Alright well, the best plans of well, me, were thwarted. Blogger hates me and the video didn't work. So!

Since it is Valentine's Day... I thought I'd do a post about how much I love writing. And a certain site that has helped me along the way.

Ever since I was a little kid, I loved to write. In fact, I can't remember a time when I didn't write (and I'm sure most of you are the same way). Of course there's the born-again writers, who discover it in teenagehood or adulthood, but I'm one of the unlucky schlubs who's been doing it forever.

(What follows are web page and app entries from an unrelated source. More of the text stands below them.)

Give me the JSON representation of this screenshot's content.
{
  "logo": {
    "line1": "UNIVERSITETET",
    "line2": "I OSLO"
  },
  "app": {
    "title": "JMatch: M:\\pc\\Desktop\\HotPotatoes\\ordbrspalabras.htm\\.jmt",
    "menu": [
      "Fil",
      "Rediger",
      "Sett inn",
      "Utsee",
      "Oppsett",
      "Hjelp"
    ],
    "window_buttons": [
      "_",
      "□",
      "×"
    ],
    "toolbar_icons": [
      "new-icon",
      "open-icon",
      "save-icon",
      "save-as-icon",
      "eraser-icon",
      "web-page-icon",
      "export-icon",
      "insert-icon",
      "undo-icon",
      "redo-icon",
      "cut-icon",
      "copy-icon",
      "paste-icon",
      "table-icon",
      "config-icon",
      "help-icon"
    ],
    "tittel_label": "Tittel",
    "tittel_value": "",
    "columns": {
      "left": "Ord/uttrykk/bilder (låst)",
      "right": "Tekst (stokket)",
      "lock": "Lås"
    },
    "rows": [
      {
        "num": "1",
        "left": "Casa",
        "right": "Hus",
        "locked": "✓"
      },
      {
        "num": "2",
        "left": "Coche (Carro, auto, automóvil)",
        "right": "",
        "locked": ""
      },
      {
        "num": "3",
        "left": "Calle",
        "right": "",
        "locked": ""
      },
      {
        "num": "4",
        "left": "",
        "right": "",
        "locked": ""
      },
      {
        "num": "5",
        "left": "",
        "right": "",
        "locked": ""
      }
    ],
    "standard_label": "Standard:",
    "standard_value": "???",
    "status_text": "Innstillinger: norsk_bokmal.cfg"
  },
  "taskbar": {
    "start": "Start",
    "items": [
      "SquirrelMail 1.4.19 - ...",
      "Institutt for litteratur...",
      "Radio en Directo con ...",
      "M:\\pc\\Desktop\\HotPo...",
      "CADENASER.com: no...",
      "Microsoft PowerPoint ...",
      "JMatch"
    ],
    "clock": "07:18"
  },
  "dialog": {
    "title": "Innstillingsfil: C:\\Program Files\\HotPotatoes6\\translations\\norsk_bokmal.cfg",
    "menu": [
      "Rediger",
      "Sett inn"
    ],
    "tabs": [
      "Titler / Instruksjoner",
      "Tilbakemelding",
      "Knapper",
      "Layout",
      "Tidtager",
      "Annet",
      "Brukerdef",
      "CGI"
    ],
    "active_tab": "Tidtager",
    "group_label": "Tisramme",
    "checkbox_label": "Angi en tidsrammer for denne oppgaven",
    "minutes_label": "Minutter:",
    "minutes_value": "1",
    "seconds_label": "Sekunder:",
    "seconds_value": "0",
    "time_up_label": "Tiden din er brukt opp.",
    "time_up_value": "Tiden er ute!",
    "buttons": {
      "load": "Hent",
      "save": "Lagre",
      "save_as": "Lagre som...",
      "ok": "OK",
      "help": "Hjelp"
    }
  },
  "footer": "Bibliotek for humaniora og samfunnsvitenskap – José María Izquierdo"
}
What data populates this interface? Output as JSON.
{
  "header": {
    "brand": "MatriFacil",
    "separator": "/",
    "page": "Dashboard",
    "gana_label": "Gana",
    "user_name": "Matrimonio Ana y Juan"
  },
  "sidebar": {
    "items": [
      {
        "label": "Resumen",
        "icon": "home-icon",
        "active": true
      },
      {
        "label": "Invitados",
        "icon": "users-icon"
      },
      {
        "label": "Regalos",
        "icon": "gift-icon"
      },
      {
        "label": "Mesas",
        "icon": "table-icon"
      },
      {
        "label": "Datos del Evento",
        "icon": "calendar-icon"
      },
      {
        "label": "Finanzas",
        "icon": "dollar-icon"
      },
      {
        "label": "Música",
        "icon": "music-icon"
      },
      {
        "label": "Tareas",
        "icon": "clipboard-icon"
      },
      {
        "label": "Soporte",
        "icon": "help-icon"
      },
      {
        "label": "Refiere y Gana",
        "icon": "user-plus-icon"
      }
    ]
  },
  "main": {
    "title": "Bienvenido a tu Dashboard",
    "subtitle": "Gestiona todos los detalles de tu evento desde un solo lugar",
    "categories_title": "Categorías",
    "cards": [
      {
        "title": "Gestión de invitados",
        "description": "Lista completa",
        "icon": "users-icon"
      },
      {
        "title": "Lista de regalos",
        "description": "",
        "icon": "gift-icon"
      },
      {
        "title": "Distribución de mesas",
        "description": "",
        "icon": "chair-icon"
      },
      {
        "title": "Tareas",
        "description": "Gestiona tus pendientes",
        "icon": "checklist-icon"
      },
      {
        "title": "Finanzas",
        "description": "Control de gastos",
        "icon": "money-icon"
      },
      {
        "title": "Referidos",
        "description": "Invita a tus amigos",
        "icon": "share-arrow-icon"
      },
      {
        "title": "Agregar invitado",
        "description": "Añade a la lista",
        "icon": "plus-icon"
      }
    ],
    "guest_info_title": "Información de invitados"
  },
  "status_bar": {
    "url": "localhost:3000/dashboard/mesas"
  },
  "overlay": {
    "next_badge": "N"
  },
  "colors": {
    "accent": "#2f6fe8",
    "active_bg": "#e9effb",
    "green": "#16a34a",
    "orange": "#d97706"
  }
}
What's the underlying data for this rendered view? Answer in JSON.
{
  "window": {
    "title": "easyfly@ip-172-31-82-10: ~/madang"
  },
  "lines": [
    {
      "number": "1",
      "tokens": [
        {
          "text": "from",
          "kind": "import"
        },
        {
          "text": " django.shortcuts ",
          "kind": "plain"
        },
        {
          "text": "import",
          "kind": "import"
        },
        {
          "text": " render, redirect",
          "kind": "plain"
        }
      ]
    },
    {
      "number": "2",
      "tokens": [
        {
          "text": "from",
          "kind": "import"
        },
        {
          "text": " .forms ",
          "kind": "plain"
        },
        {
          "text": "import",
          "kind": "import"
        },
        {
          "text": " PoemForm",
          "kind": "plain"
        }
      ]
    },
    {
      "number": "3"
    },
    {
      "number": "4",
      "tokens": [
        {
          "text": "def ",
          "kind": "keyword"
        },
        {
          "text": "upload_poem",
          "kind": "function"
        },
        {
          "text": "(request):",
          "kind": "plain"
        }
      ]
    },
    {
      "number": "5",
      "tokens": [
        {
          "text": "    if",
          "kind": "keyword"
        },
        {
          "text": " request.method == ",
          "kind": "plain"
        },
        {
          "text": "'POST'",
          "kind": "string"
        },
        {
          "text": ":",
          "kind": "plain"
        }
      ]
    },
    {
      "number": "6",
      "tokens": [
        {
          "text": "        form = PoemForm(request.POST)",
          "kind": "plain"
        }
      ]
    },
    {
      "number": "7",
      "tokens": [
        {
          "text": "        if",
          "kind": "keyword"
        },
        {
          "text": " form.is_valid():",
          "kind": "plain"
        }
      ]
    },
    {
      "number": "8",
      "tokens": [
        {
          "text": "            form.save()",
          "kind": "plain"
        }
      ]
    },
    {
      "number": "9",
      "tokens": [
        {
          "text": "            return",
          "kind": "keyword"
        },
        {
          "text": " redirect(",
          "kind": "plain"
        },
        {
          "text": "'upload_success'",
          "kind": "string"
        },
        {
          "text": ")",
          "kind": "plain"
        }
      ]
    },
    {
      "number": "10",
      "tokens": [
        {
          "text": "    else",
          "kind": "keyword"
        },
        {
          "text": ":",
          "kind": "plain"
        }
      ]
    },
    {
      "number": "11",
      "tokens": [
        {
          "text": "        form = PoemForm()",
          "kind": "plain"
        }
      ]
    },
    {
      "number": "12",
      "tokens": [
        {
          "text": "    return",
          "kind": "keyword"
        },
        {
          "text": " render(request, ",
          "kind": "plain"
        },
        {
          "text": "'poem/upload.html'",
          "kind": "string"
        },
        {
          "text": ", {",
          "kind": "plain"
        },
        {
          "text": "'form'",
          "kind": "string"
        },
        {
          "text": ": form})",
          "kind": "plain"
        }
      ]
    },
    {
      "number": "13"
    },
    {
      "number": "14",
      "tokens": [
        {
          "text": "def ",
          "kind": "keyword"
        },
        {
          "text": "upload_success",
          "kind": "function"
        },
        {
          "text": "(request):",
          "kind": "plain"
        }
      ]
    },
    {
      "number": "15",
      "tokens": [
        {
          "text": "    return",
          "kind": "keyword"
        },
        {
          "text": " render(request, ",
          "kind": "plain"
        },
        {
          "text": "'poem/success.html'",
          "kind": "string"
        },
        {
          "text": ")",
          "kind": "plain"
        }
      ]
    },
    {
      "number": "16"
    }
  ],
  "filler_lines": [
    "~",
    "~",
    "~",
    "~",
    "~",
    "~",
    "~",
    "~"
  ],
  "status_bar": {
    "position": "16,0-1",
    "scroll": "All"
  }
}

When I got to middle school, I started writing more seriously. I finished my first novel when I was 13, and throughout high school I worked religiously. All crap, of course, but I was getting closer and closer to something actually readable.

Then, at the very beginning of college, I started going to a certain site. A site where a lot of really great writers - even real ones, published ones! - congregated and talked about not just the art of writing but the business.

I was totally enthralled.

I stalked the site every day; I read all the links that people recommended, I went to forums like "Bewares and Background Checks" (even though I wasn't really sure what that was all about).

Eventually, I actually started talking from time to time. I'm much more of a lurker, but I put myself out there and actually met some fabulous writers online. Now I can't imagine what I did without a place to whine about queries and ask for encouragement.

So - here's to you, Absolute Write, for teaching me 90% of what I needed to know (and telling me to trust in myself for the other 10%). May many more young writers be as lucky as I was to discover you.

Wednesday, February 10, 2010

Ten Ways I Have Procrastinated On Revisions

1. Checking the weather obsessively - sadly, my school is the only one in the tri-state area that doesn't mind us slipping to our deaths on ice.

2. Watching The Nanny Valentine's marathon. Oh Mr. Sheffielddddddddddddddddd...

3. Eat.

4. Get fat. (This is somewhat related to #3)

5. Procrastinated on homework.

6. Read writer, agent, and editor blogs - alright, this one isn't quite so bad. All the Anonymous blogs kinda make my life.

7. Make an igloo that was promptly pushed in by a snowplow.

8. Read Snopes - turns out that 99% of the murderous madmen legends are untrue. The other 1% are unverifiable.

9. Hang out on AW and talk about writing.

10. Mourned the lack of Starbucks.